“It is time to put a permanent end to killings on both sides, violence and suffering upon the innocent civilian population,” he stressed.

With such efforts, it is like Cameroonians will soon be seeing the light at the end of the tunnel. Cameroonians want peace. They want genuine and negotiated peace. They need an inclusive and a sincere dialogue that will lay to rest many of the issues that are hurting the country’s efforts to attain sustainable levels of development.

But these efforts will surely not be a panacea. Old ways will be difficult to address. People who have been having many benefits from the corrupt and highly centralized system are not yet ready to lose some of their benefits. To them, the country is theirs and changing the status quo will be like bending over backwards to please the masses who, in their view, do not matter.

The Southern Cameroons crisis will surely linger for a long time.  The country’s economy has already taken a lot of punches and if care is not taken, it may bottom out. For now, the government has one objective. Pay civil service salaries in order to avoid a popular uprising.

The government understands that as long as the Francophone majority can put food on the table, it will never challenge the government. In this regard, it is working hard to keep Cameroonian mouths busy with food and it is ensuring that beer, its sedative of choice, makes it to the bars on a daily basis. The country’s breweries have been ordered to produce more beer brands so as to keep Cameroonians out of touch with the political and economic reality of their country.

According to an inside source, there are plans to reduce the price of beer in the two English-speaking regions of the country. This is intended to bring many Southern Cameroonians to the bars. By drinking heavily, they will be busy drowning their worries in alcohol and this will lead to a fizzling of the crisis that has given the government a bad name.

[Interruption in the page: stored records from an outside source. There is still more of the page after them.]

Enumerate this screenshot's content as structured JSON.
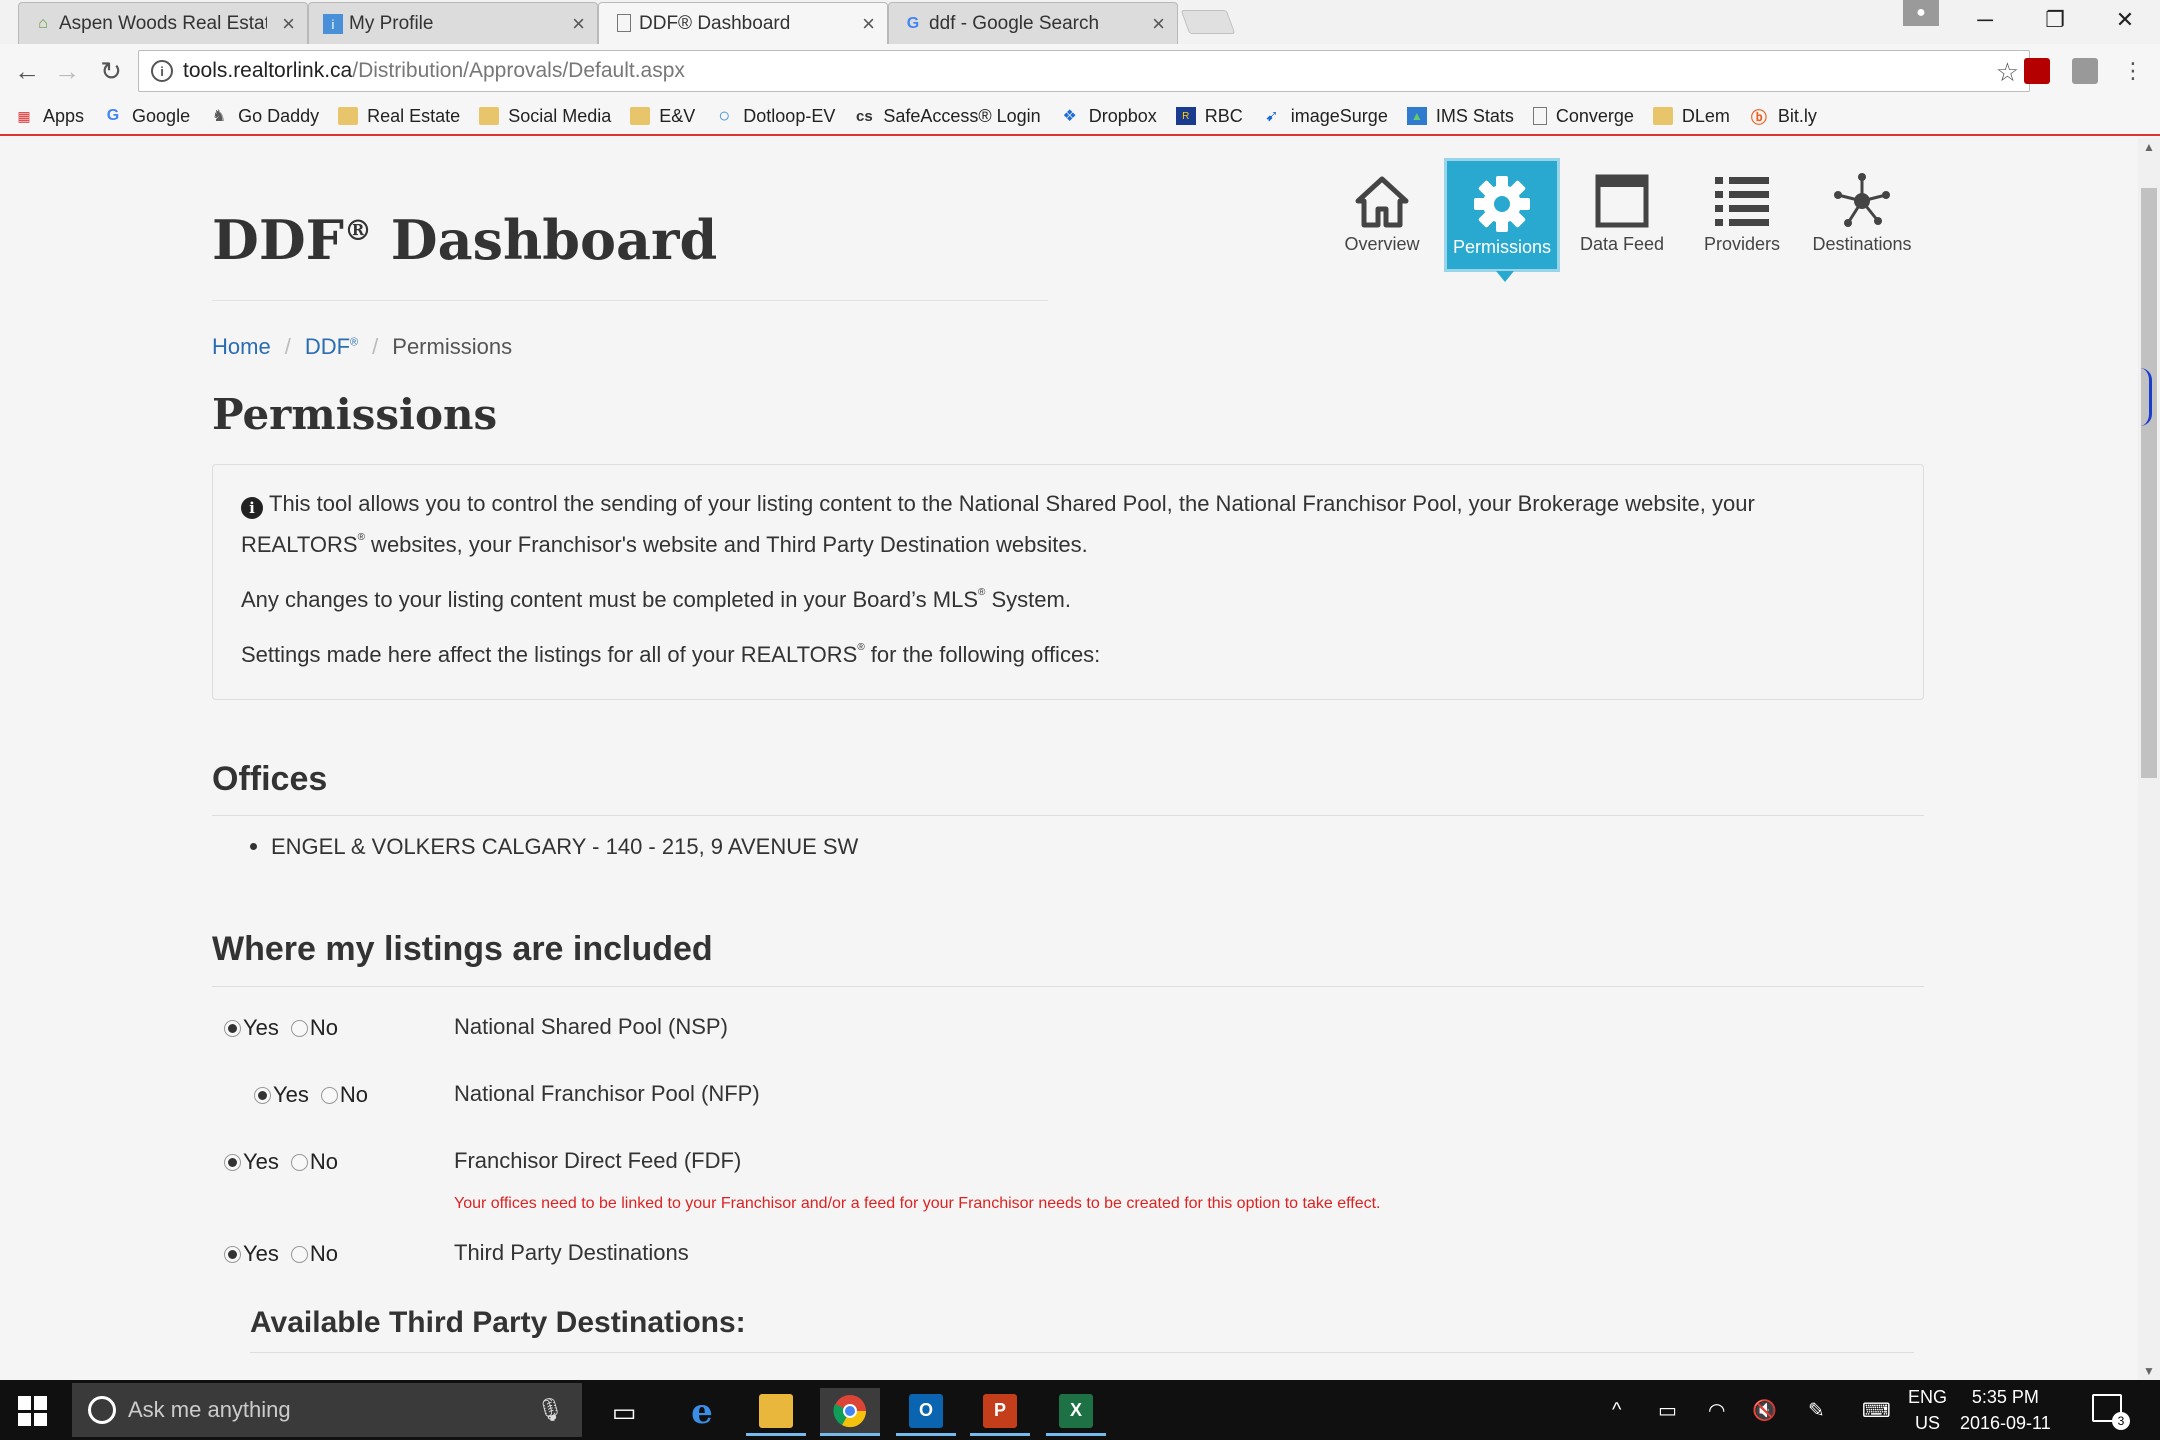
{
  "browser": {
    "tabs": [
      {
        "label": "Aspen Woods Real Estate",
        "icon": "house-favicon-icon"
      },
      {
        "label": "My Profile",
        "icon": "profile-favicon-icon"
      },
      {
        "label": "DDF® Dashboard",
        "icon": "page-favicon-icon"
      },
      {
        "label": "ddf - Google Search",
        "icon": "google-favicon-icon"
      }
    ],
    "active_tab": 2,
    "url_host": "tools.realtorlink.ca",
    "url_path": "/Distribution/Approvals/Default.aspx",
    "bookmarks": [
      {
        "label": "Apps",
        "icon": "apps-grid-icon"
      },
      {
        "label": "Google",
        "icon": "google-icon"
      },
      {
        "label": "Go Daddy",
        "icon": "godaddy-icon"
      },
      {
        "label": "Real Estate",
        "icon": "folder-icon"
      },
      {
        "label": "Social Media",
        "icon": "folder-icon"
      },
      {
        "label": "E&V",
        "icon": "folder-icon"
      },
      {
        "label": "Dotloop-EV",
        "icon": "dotloop-icon"
      },
      {
        "label": "SafeAccess® Login",
        "icon": "safeaccess-icon"
      },
      {
        "label": "Dropbox",
        "icon": "dropbox-icon"
      },
      {
        "label": "RBC",
        "icon": "rbc-icon"
      },
      {
        "label": "imageSurge",
        "icon": "imagesurge-icon"
      },
      {
        "label": "IMS Stats",
        "icon": "ims-stats-icon"
      },
      {
        "label": "Converge",
        "icon": "page-icon"
      },
      {
        "label": "DLem",
        "icon": "folder-icon"
      },
      {
        "label": "Bit.ly",
        "icon": "bitly-icon"
      }
    ]
  },
  "page": {
    "title": "DDF",
    "title_suffix": " Dashboard",
    "reg": "®",
    "nav": [
      {
        "label": "Overview",
        "icon": "home-icon",
        "active": false
      },
      {
        "label": "Permissions",
        "icon": "gear-icon",
        "active": true
      },
      {
        "label": "Data Feed",
        "icon": "window-icon",
        "active": false
      },
      {
        "label": "Providers",
        "icon": "list-icon",
        "active": false
      },
      {
        "label": "Destinations",
        "icon": "network-icon",
        "active": false
      }
    ],
    "breadcrumb": {
      "home": "Home",
      "ddf": "DDF",
      "current": "Permissions"
    },
    "section_title": "Permissions",
    "info": {
      "line1a": "This tool allows you to control the sending of your listing content to the National Shared Pool, the National Franchisor Pool, your Brokerage website, your",
      "line1b_pre": "REALTORS",
      "line1b_post": " websites, your Franchisor's website and Third Party Destination websites.",
      "line2_pre": "Any changes to your listing content must be completed in your Board’s MLS",
      "line2_post": " System.",
      "line3_pre": "Settings made here affect the listings for all of your REALTORS",
      "line3_post": " for the following offices:"
    },
    "offices_title": "Offices",
    "offices": [
      "ENGEL & VOLKERS CALGARY - 140 - 215, 9 AVENUE SW"
    ],
    "included_title": "Where my listings are included",
    "yes_label": "Yes",
    "no_label": "No",
    "options": [
      {
        "label": "National Shared Pool (NSP)",
        "value": "Yes"
      },
      {
        "label": "National Franchisor Pool (NFP)",
        "value": "Yes"
      },
      {
        "label": "Franchisor Direct Feed (FDF)",
        "value": "Yes"
      },
      {
        "label": "Third Party Destinations",
        "value": "Yes"
      }
    ],
    "fdf_warning": "Your offices need to be linked to your Franchisor and/or a feed for your Franchisor needs to be created for this option to take effect.",
    "available_title": "Available Third Party Destinations:"
  },
  "taskbar": {
    "search_placeholder": "Ask me anything",
    "lang_top": "ENG",
    "lang_bottom": "US",
    "time": "5:35 PM",
    "date": "2016-09-11",
    "notifications": "3"
  },
  "colors": {
    "accent": "#29a9cf",
    "link": "#2a6db2",
    "warning": "#dd2222"
  }
}
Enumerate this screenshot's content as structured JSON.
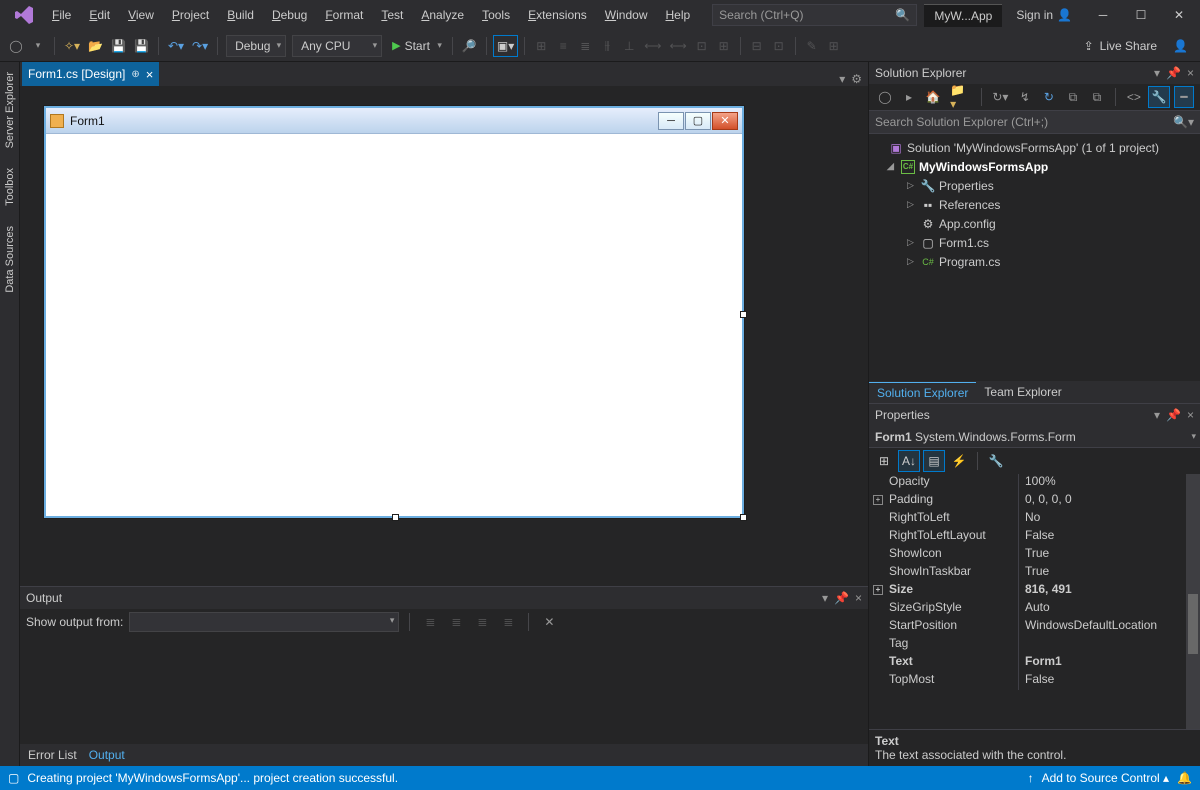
{
  "title": {
    "app_name": "MyW...App",
    "sign_in": "Sign in",
    "search_placeholder": "Search (Ctrl+Q)"
  },
  "menu": [
    "File",
    "Edit",
    "View",
    "Project",
    "Build",
    "Debug",
    "Format",
    "Test",
    "Analyze",
    "Tools",
    "Extensions",
    "Window",
    "Help"
  ],
  "toolbar": {
    "config": "Debug",
    "platform": "Any CPU",
    "start": "Start",
    "live_share": "Live Share"
  },
  "side_tabs": [
    "Server Explorer",
    "Toolbox",
    "Data Sources"
  ],
  "doc_tab": "Form1.cs [Design]",
  "form_title": "Form1",
  "output": {
    "panel_title": "Output",
    "show_from": "Show output from:",
    "tabs": [
      "Error List",
      "Output"
    ]
  },
  "solution": {
    "panel_title": "Solution Explorer",
    "search_placeholder": "Search Solution Explorer (Ctrl+;)",
    "root": "Solution 'MyWindowsFormsApp' (1 of 1 project)",
    "project": "MyWindowsFormsApp",
    "nodes": {
      "properties": "Properties",
      "references": "References",
      "appconfig": "App.config",
      "form1": "Form1.cs",
      "program": "Program.cs"
    },
    "tabs": [
      "Solution Explorer",
      "Team Explorer"
    ]
  },
  "properties": {
    "panel_title": "Properties",
    "object_name": "Form1",
    "object_type": "System.Windows.Forms.Form",
    "rows": [
      {
        "k": "Opacity",
        "v": "100%"
      },
      {
        "k": "Padding",
        "v": "0, 0, 0, 0",
        "exp": "+"
      },
      {
        "k": "RightToLeft",
        "v": "No"
      },
      {
        "k": "RightToLeftLayout",
        "v": "False"
      },
      {
        "k": "ShowIcon",
        "v": "True"
      },
      {
        "k": "ShowInTaskbar",
        "v": "True"
      },
      {
        "k": "Size",
        "v": "816, 491",
        "exp": "+",
        "bold": true
      },
      {
        "k": "SizeGripStyle",
        "v": "Auto"
      },
      {
        "k": "StartPosition",
        "v": "WindowsDefaultLocation"
      },
      {
        "k": "Tag",
        "v": ""
      },
      {
        "k": "Text",
        "v": "Form1",
        "bold": true
      },
      {
        "k": "TopMost",
        "v": "False"
      }
    ],
    "desc_title": "Text",
    "desc_body": "The text associated with the control."
  },
  "status": {
    "msg": "Creating project 'MyWindowsFormsApp'... project creation successful.",
    "source_control": "Add to Source Control"
  }
}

But the government seems to be forgetting that there is a huge external factor in this crisis – the Southern Cameroons Diaspora that is hell-bent on financing this crisis and possibly take the destruction to East Cameroon. Currently, there are many fund-raising efforts underway in many North American cities. These resource mobilization facilities are intended to purchase more arms so that the large willing pool of fighters back in Cameroon can be more equipped to wreak more havoc.

The Southern Cameroons Diaspora is wealthy. This is a Diaspora that has successfully transformed marginalization into an opportunity. If the government really wants an end to this conflict, then it must engage with the Southern Cameroons Diaspora, especially with Southern Cameroonians who are in the United States and Canada. Without that, the country will continue to be in total turbulence.

The Diaspora wants to play an important political and economic role in Cameroon. It wants old systems to be deleted. It wants the elimination of a market-dominant minority from the system. This minority seems to be the bane of the existence of most lives in Cameroon. The Diaspora wants an end to political tribalism that is ruining the country.  If Cameroon has to walk away from its ugly past, then it must reengineer its systems. The current ones are outdated and inefficient. And this can only be achieved through meaningful, inclusive and sincere dialogue.

By Kingsley Betek, Rita Akana with contributions from Soter Agbaw-Ebai